'Sheila Rowbotham has written that the political expression of personal experience lies within the domain of novels and poetry. Seldom has this principle been made more apparent than in the anthology Mother, I’m Rooted. It becomes more and more clear with each one of the  poets and 542 pages of the book that this is the unambiguous expression of a social consciousness which cannot be glossed over or dismissed as belonging to a “radical” fringe. For these poets speak from all corners of the female social situation in Australia, and cover the whole spectrum of political consciousness … the anthology includes the whole gamut of women’s experience, married, single, lesbian, heterosexual, mothers, workers housewives. Poets, they speak out in tones of despair, anger, melancholy, loneliness, solidarity, sardonic bitterness, humour, hope and hopelessness. This very diversity and wholesale inclusiveness gives Mother, I’m Rooted, a strength and a unity. A strength from the rawness of the poetry, uncompromised and undiluted by the male publishing regime; and a unity from the common experience of being woman' (87).

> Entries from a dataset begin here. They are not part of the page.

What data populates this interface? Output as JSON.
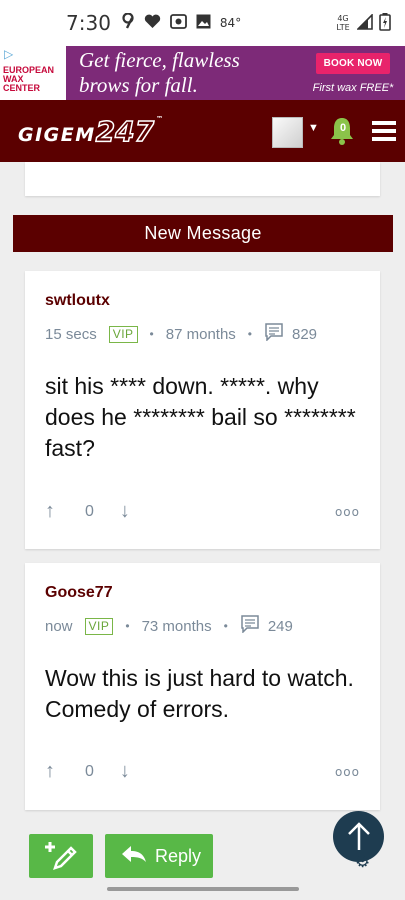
{
  "status_bar": {
    "time": "7:30",
    "temperature": "84°",
    "network": "4G LTE",
    "icons": [
      "sports-icon",
      "heart-icon",
      "radio-icon",
      "image-icon",
      "wifi-icon",
      "signal-icon",
      "battery-icon"
    ]
  },
  "ad": {
    "logo_lines": [
      "EUROPEAN",
      "WAX",
      "CENTER"
    ],
    "headline_line1": "Get fierce, flawless",
    "headline_line2": "brows for fall.",
    "cta_label": "BOOK NOW",
    "subtext": "First wax FREE*",
    "colors": {
      "background": "#7d2a78",
      "button": "#e8236b",
      "logo_text": "#c6093b"
    }
  },
  "header": {
    "logo_text": "GIGEM",
    "logo_number": "247",
    "logo_tm": "™",
    "notification_count": "0",
    "colors": {
      "background": "#5b0000",
      "bell": "#8bc34a"
    }
  },
  "new_message_label": "New Message",
  "posts": [
    {
      "username": "swtloutx",
      "time": "15 secs",
      "badge": "VIP",
      "tenure": "87 months",
      "post_count": "829",
      "body": "sit his **** down. *****. why does he ******** bail so ******** fast?",
      "votes": "0"
    },
    {
      "username": "Goose77",
      "time": "now",
      "badge": "VIP",
      "tenure": "73 months",
      "post_count": "249",
      "body": "Wow this is just hard to watch. Comedy of errors.",
      "votes": "0"
    }
  ],
  "bottom": {
    "reply_label": "Reply",
    "colors": {
      "button": "#58b847",
      "scroll_top": "#1e3c50"
    }
  }
}
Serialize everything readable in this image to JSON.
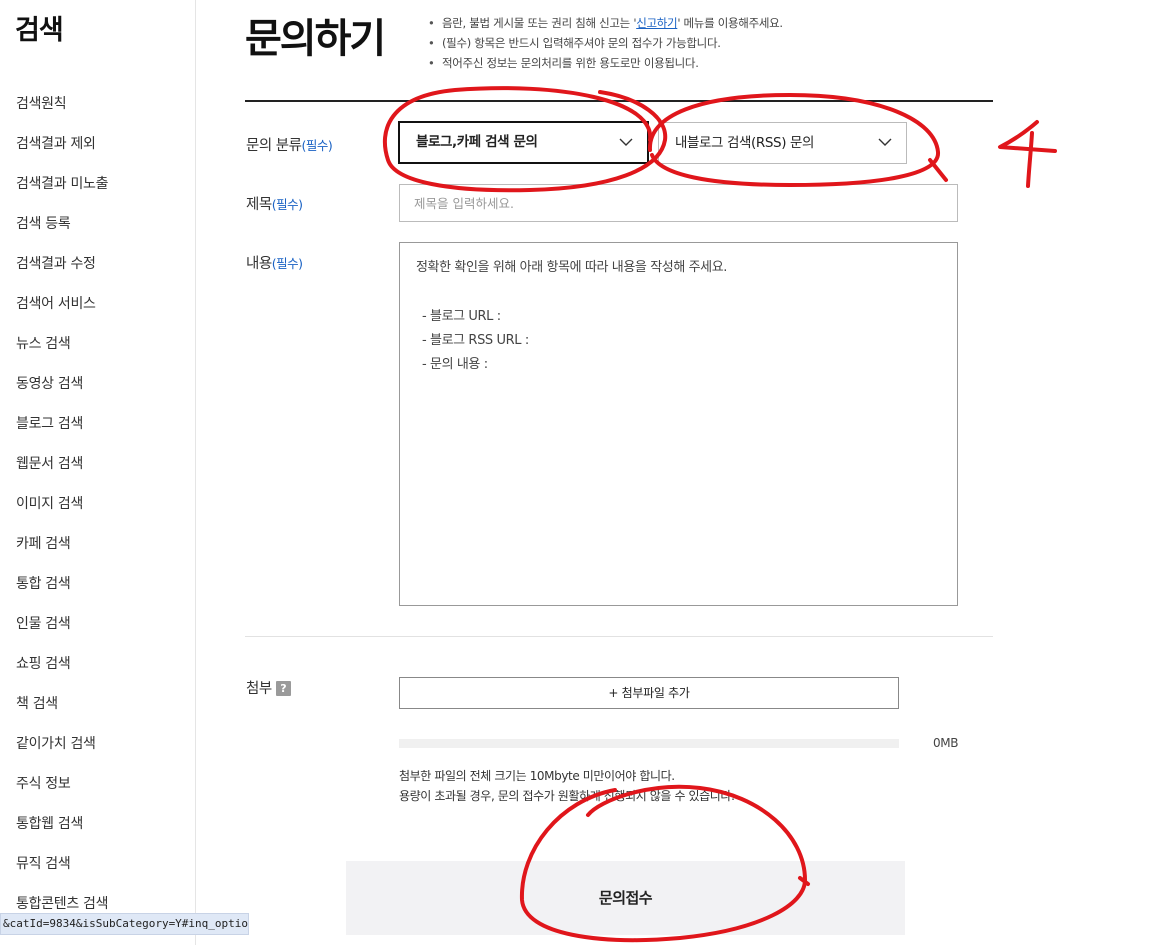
{
  "sidebar": {
    "title": "검색",
    "items": [
      {
        "label": "검색원칙"
      },
      {
        "label": "검색결과 제외"
      },
      {
        "label": "검색결과 미노출"
      },
      {
        "label": "검색 등록"
      },
      {
        "label": "검색결과 수정"
      },
      {
        "label": "검색어 서비스"
      },
      {
        "label": "뉴스 검색"
      },
      {
        "label": "동영상 검색"
      },
      {
        "label": "블로그 검색"
      },
      {
        "label": "웹문서 검색"
      },
      {
        "label": "이미지 검색"
      },
      {
        "label": "카페 검색"
      },
      {
        "label": "통합 검색"
      },
      {
        "label": "인물 검색"
      },
      {
        "label": "쇼핑 검색"
      },
      {
        "label": "책 검색"
      },
      {
        "label": "같이가치 검색"
      },
      {
        "label": "주식 정보"
      },
      {
        "label": "통합웹 검색"
      },
      {
        "label": "뮤직 검색"
      },
      {
        "label": "통합콘텐츠 검색"
      }
    ]
  },
  "status_bar": {
    "url": "&catId=9834&isSubCategory=Y#inq_optio..."
  },
  "header": {
    "title": "문의하기",
    "notices": {
      "n1_before": "음란, 불법 게시물 또는 권리 침해 신고는 '",
      "n1_link": "신고하기",
      "n1_after": "' 메뉴를 이용해주세요.",
      "n2": "(필수) 항목은 반드시 입력해주셔야 문의 접수가 가능합니다.",
      "n3": "적어주신 정보는 문의처리를 위한 용도로만 이용됩니다."
    }
  },
  "form": {
    "required_mark": "(필수)",
    "category": {
      "label": "문의 분류",
      "primary_value": "블로그,카페 검색 문의",
      "secondary_value": "내블로그 검색(RSS) 문의"
    },
    "subject": {
      "label": "제목",
      "placeholder": "제목을 입력하세요."
    },
    "content": {
      "label": "내용",
      "intro": "정확한 확인을 위해 아래 항목에 따라 내용을 작성해 주세요.",
      "lines": [
        "- 블로그 URL :",
        "- 블로그 RSS URL :",
        "- 문의 내용 :"
      ]
    },
    "attachment": {
      "label": "첨부",
      "help_glyph": "?",
      "add_button": "+ 첨부파일 추가",
      "used_fraction": 0,
      "size_text": "0MB",
      "note_line1": "첨부한 파일의 전체 크기는 10Mbyte 미만이어야 합니다.",
      "note_line2": "용량이 초과될 경우, 문의 접수가 원활하게 진행되지 않을 수 있습니다."
    },
    "submit_label": "문의접수"
  },
  "annotations": {
    "color": "#e0161b",
    "number_mark": "4"
  }
}
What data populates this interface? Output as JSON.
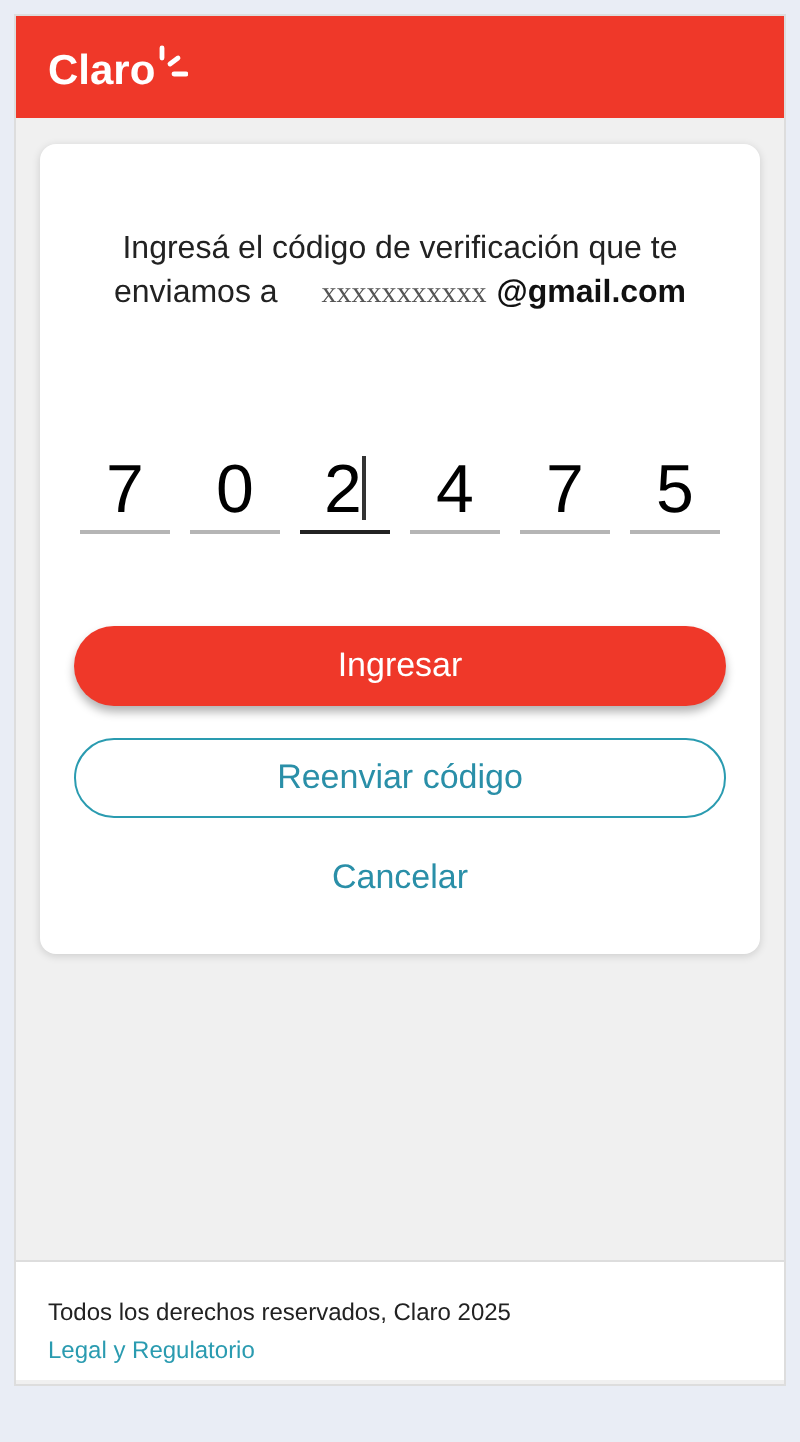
{
  "header": {
    "logo": "Claro"
  },
  "prompt": {
    "lines": [
      "Ingresá el código de verificación que te",
      "enviamos a"
    ],
    "masked_email": "xxxxxxxxxxx",
    "email_domain": "@gmail.com"
  },
  "code_digits": [
    {
      "value": "7",
      "selected": false
    },
    {
      "value": "0",
      "selected": false
    },
    {
      "value": "2",
      "selected": true
    },
    {
      "value": "4",
      "selected": false
    },
    {
      "value": "7",
      "selected": false
    },
    {
      "value": "5",
      "selected": false
    }
  ],
  "buttons": {
    "submit": "Ingresar",
    "resend": "Reenviar código",
    "cancel": "Cancelar"
  },
  "footer": {
    "copyright": "Todos los derechos reservados, Claro 2025",
    "link": "Legal y Regulatorio"
  }
}
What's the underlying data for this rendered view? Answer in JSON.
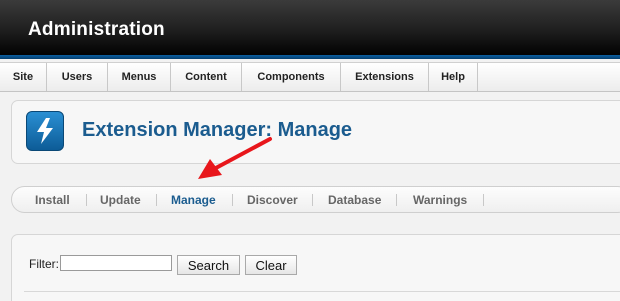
{
  "header": {
    "title": "Administration"
  },
  "menu": {
    "items": [
      {
        "label": "Site"
      },
      {
        "label": "Users"
      },
      {
        "label": "Menus"
      },
      {
        "label": "Content"
      },
      {
        "label": "Components"
      },
      {
        "label": "Extensions"
      },
      {
        "label": "Help"
      }
    ]
  },
  "toolbar": {
    "icon": "lightning-bolt-icon",
    "title": "Extension Manager: Manage"
  },
  "submenu": {
    "items": [
      {
        "label": "Install"
      },
      {
        "label": "Update"
      },
      {
        "label": "Manage",
        "active": true
      },
      {
        "label": "Discover"
      },
      {
        "label": "Database"
      },
      {
        "label": "Warnings"
      }
    ]
  },
  "filter": {
    "label": "Filter:",
    "value": "",
    "placeholder": "",
    "search_label": "Search",
    "clear_label": "Clear"
  },
  "colors": {
    "header_bg": "#1e1e1e",
    "accent_blue": "#0b5fa1",
    "title_blue": "#1b5c8f",
    "annotation_red": "#e8161b"
  }
}
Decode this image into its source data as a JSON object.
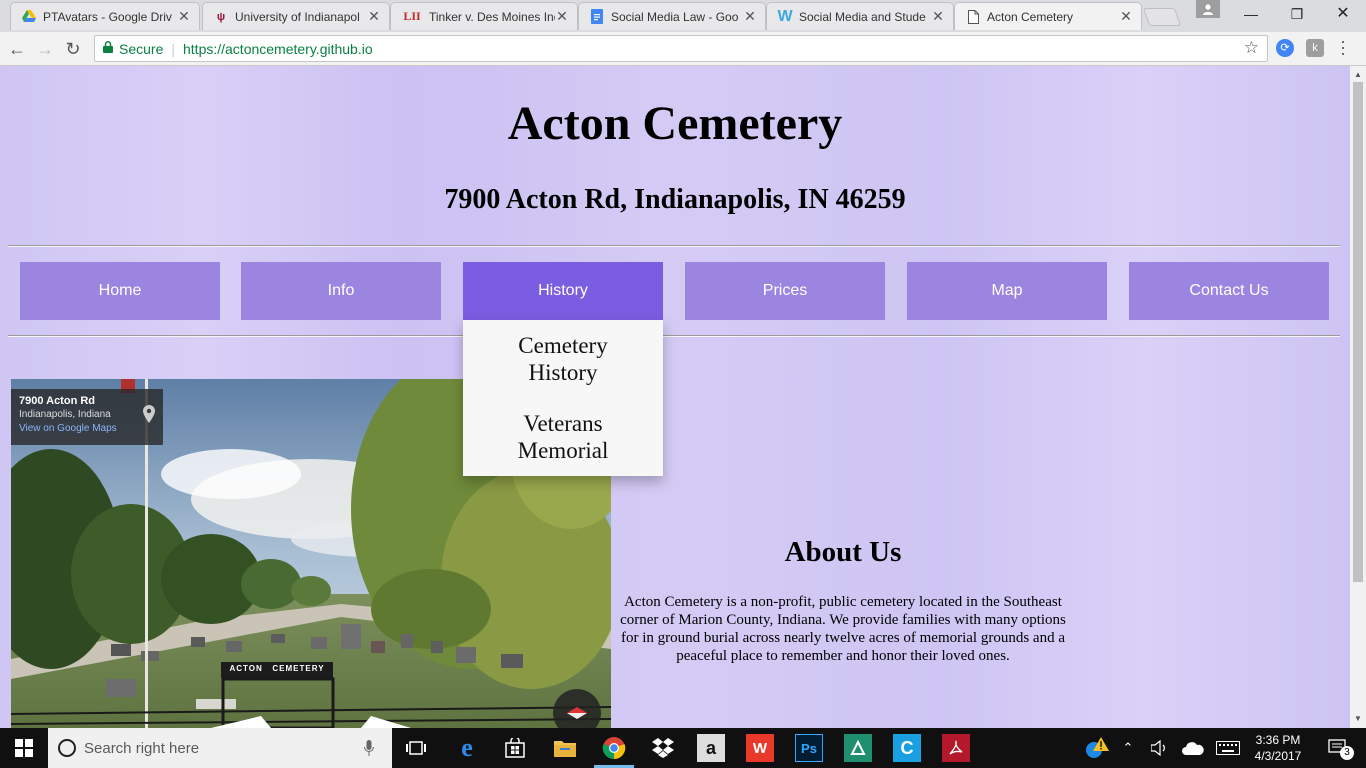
{
  "browser": {
    "tabs": [
      {
        "title": "PTAvatars - Google Driv",
        "favicon": "google-drive-icon"
      },
      {
        "title": "University of Indianapol",
        "favicon": "university-icon"
      },
      {
        "title": "Tinker v. Des Moines Ind",
        "favicon": "lii-icon",
        "favicon_text": "LII"
      },
      {
        "title": "Social Media Law - Goo",
        "favicon": "google-docs-icon"
      },
      {
        "title": "Social Media and Stude",
        "favicon": "weebly-icon",
        "favicon_text": "W"
      },
      {
        "title": "Acton Cemetery",
        "favicon": "document-icon",
        "active": true
      }
    ],
    "secure_label": "Secure",
    "url": "https://actoncemetery.github.io",
    "colors": {
      "secure": "#0b8043"
    }
  },
  "site": {
    "title": "Acton Cemetery",
    "address": "7900 Acton Rd, Indianapolis, IN 46259",
    "nav": [
      {
        "label": "Home"
      },
      {
        "label": "Info"
      },
      {
        "label": "History",
        "active": true
      },
      {
        "label": "Prices"
      },
      {
        "label": "Map"
      },
      {
        "label": "Contact Us"
      }
    ],
    "dropdown": [
      {
        "label": "Cemetery History"
      },
      {
        "label": "Veterans Memorial"
      }
    ],
    "colors": {
      "nav": "#9c85e0",
      "nav_active": "#7a5de0",
      "background": "#d1c8f5"
    }
  },
  "streetview": {
    "location_name": "7900 Acton Rd",
    "location_sub": "Indianapolis, Indiana",
    "link": "View on Google Maps",
    "gate_sign": "ACTON   CEMETERY"
  },
  "about": {
    "title": "About Us",
    "text": "Acton Cemetery is a non-profit, public cemetery located in the Southeast corner of Marion County, Indiana. We provide families with many options for in ground burial across nearly twelve acres of memorial grounds and a peaceful place to remember and honor their loved ones."
  },
  "taskbar": {
    "search_placeholder": "Search right here",
    "time": "3:36 PM",
    "date": "4/3/2017",
    "notification_count": "3"
  }
}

Source: Howarth, Peter. 'Out of Nightmares into the Sun' Hecate 1.2 (1975): 87. (Note: Howarth's review gives the number of poets in the collection as 155; the correct number is 152.)